What Goes Down Sometimes Comes UpThe problems all started this weekend when Mrs. Poobah flushed the toilet and let out an otherworldly scream. "Poooo! (meaning me, the Poobah, not the actual poo) there's shit in the shower."
"Oh shit," I said in a statement of the obvious. "I'll get the plunger and see what I can do." After all, there's nothing I like better than a little plumbing early on a Sunday morning. I was stoked, let me tell you. It isn't often a suburban male is presented with such a testosterone-fueled test of masculinity.
After some furious pumping, all I managed to accomplish was to flush more shit into the shower, the bathtub, and the sinks. I'm not sure, but I think some of it might even have come up in the dog's water dish. It was time for a call to Roto-Rooter - "and away go troubles down the drain". Alas, if it were only true.
Six hours, two rooter heads, and several calls for a backup from a crack SWAT team of special forces plumbers later, I was presented for a bill for $1118 and the great news that there was a collapse in my sewer pipe at some indeterminate point between my house and the main, about 200 ft and two neighboring backyards away. To find it, we would apparently need a "locator specialist" equipped with more high-tech equipment than a nuclear submarine.
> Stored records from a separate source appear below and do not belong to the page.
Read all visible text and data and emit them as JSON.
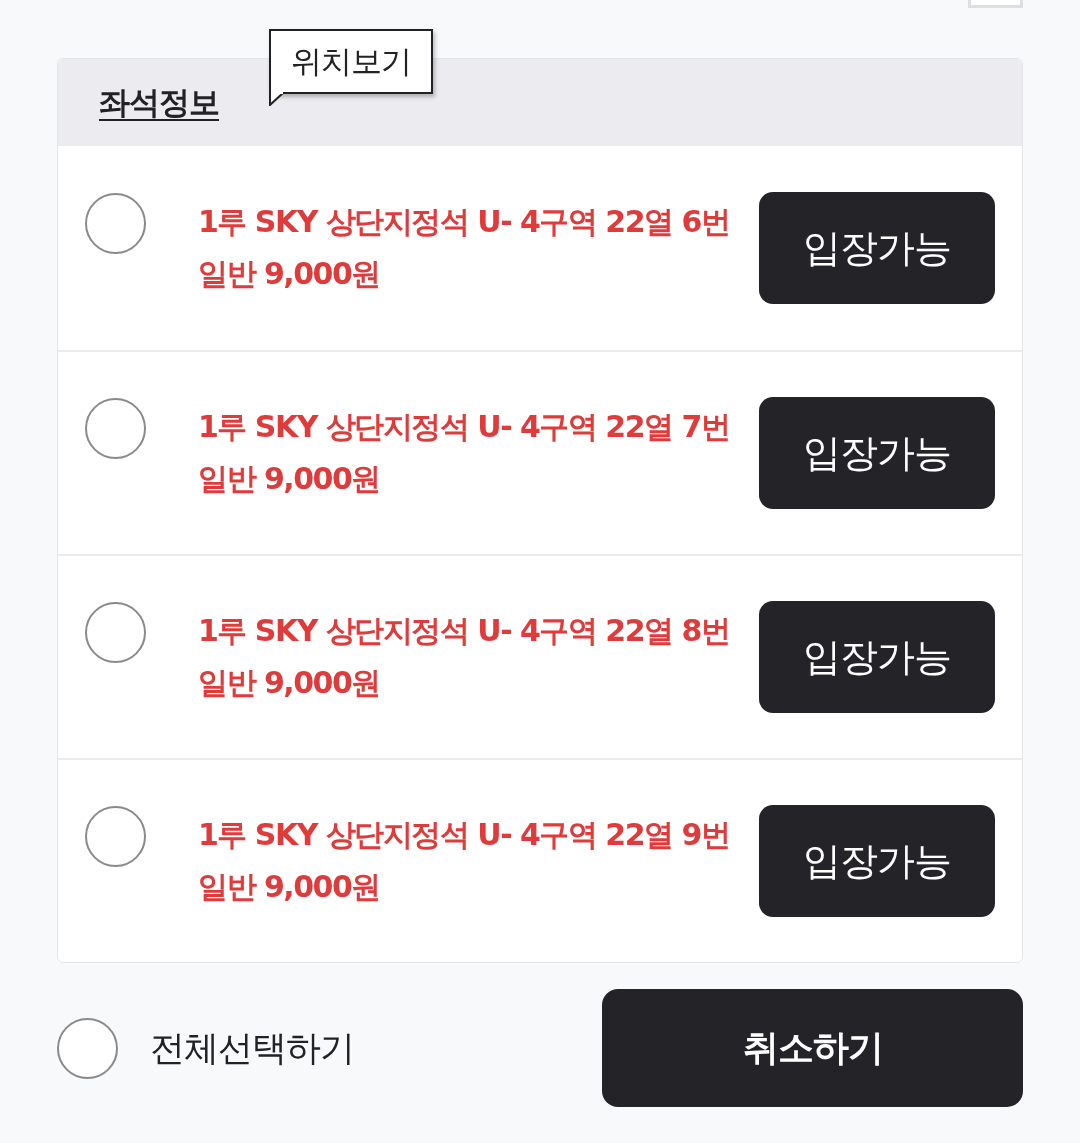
{
  "seat_info": {
    "title": "좌석정보",
    "tooltip": "위치보기"
  },
  "seats": [
    {
      "selected": false,
      "seat": "1루 SKY 상단지정석 U- 4구역 22열 6번",
      "price": "일반 9,000원",
      "status": "입장가능"
    },
    {
      "selected": false,
      "seat": "1루 SKY 상단지정석 U- 4구역 22열 7번",
      "price": "일반 9,000원",
      "status": "입장가능"
    },
    {
      "selected": false,
      "seat": "1루 SKY 상단지정석 U- 4구역 22열 8번",
      "price": "일반 9,000원",
      "status": "입장가능"
    },
    {
      "selected": false,
      "seat": "1루 SKY 상단지정석 U- 4구역 22열 9번",
      "price": "일반 9,000원",
      "status": "입장가능"
    }
  ],
  "footer": {
    "select_all": {
      "label": "전체선택하기",
      "checked": false
    },
    "cancel_button": "취소하기"
  }
}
He arrived this morning and finished his work in quick order. I guess you can do that when you have about $12 million worth of equipment. After 10 minutes he presented me with a shrug and an estimate of $6200 to dig up the pipe and determine if it could be fixed. Now $6200 seems like a big sum for a hole in the ground, but it is my good fortune that this will be no regular hole.
It will be six feet deep, dug by hand because there is no way to get heavy equipment to it. It will be on the side of a steep hill that will require shoring to guard against collapse. It will be dug carefully because is is about six inches from the footing for my two story deck. A large flower box and a healthy crop of weeds will have to be removed as well.
Once the hole is opened, they'll know whether the problem can be fixed. That's right, $6200 to figure out if they can fix the problem. If so, they will replace a small section of pipe and continue clearing the line, running the chance we may uncover another break farther down (the good news). If they can't, they'll need to drive a new pipe through our backyard, under a fence and drainage culvert, through two more backyards (necessitating removing their fences as well), into the street below, and 12-15 feet down to the main (the not-so-good news).
In addition, two different sanitation districts are arguing over who owns the main, which lays directly on top of the dividing line between the districts. We'll probably need mediators from the State Department to solve the ownership issue. The construction of the Hoover Dam may not have been this complex. I'm not sure if they will need to call in the Army Corps of Engineers or not.
Now you may be gasping at my ill-fortune at this point. But for me, this is just another day if home ownership. Over the past 20 years I've had to disassemble a wall to get to a cleanout trap, remove a yard-sized, plastic pool lining from under my lawn, and cope with a scalding pipe that burst at 2 am, ruining a freshly cleaned carpet, a newish sofa, and scalding our dog. I'm old and wizened in the ways of the home owner. For me this is another yawn, albeight an expensive one.
Like they say, "when it rains, it pours". Man, I wish I could my hands on that little Morton Salt bitch.
Truth Told by Omnipotent Poobah, Monday, July 25, 2005